What was your first ‘ah hah!’ moment?
Not many of those I’m afraid. Perhaps it was the first time I had a ‘friend’ with whom our only communication was in Thai. You wake up one day and you realize that, but for the language you’re learning, you wouldn’t know that person at all. Or, perhaps it was the first time I gave a public address. It wasn’t exactly Obama but at least the Lion’s Club feigned comprehension long enough to make me proud of myself. A few beers helped there.
What are your strengths and weaknesses?
My greatest weakness is that I’m not prepared enough to admit when I don’t understand. I still bluff my way through conversations hoping that I pick up the facts I’ve misheard along the way. There are a lot of situations where it just doesn’t matter and it really isn’t worth going through the ‘Could you repeat that’, routine. But losing face really isn’t nearly as bad as grasping the wrong end of the stick and making dumb mistakes as a result. My strength is a sense of humour. People respond to humour in any language and there’s far less stress in a happy conversation than in a serious one.
What is the biggest misconception for students learning Thai?

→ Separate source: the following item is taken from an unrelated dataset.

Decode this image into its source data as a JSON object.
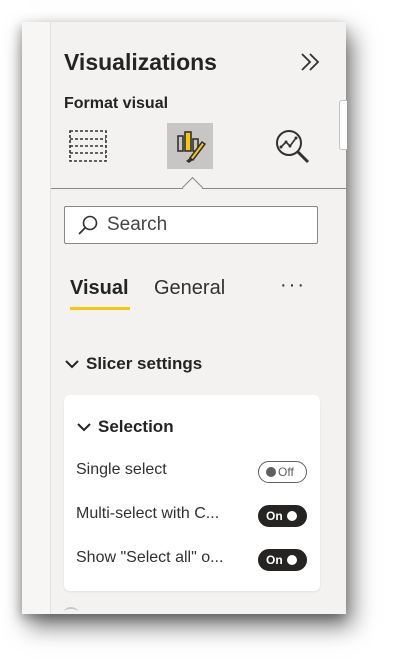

One is certainly the belief that you can get through life without tones. I’ve met a lot of foreigners who pump out their Thai in monotone and are bemused when they aren’t understood. This is particularly common in long-term expats. They get away with it in a relationship with a partner whose ear is attuned to farang-speak but then can’t get the simplest point across to the waitress or the petrol pump attendant. Thai’s a tonal language. Learning the tones is half the battle. And learning tone and vocab at the same time is the most sensible way to go about it. You can either do this by learning to read before you pick up vocabulary, or you can go the Cotterill route and learn vocab in tone groups. Again in mnemonics, one set of vocab that lives on top of a mountain for high tone, one set falling out of an airplane for falling tone, etc.
Can you make your way around any other languages?
My Japanese was pretty good but it’s been a while since I’ve had a chance to use it. I used to chat with Japanese backpackers just to keep my language fresh but my wife put her foot down. Honestly sweetheart, I was just asking her vital statistics to keep my hand in.
Do you have a passion for music?
I’m a jazz fan. That’s the only genre that’s kept me hooked over the years. At college it was all Soul and Motown but I guess I grew out of it. You can still catch me grunting out Stevie Wonder songs on long car drives. Of course I have to be alone in the car.
What advice would you give to students of the Thai language?
Language is a living thing. Learning it in a lab in a foreign country is like putting gas in the car but not going anywhere. It needs Thai input from living people. If you can’t come here, find a Thai. Offer language exchange to foreign students. Find a Skypemate. You can’t speak Thai until you feel it breathe.
The Series: Interviewing Successful Thai Language Learners…
If you are a successful Thai language learner and would like to share your experiences, please contact me. I’d love to hear from you.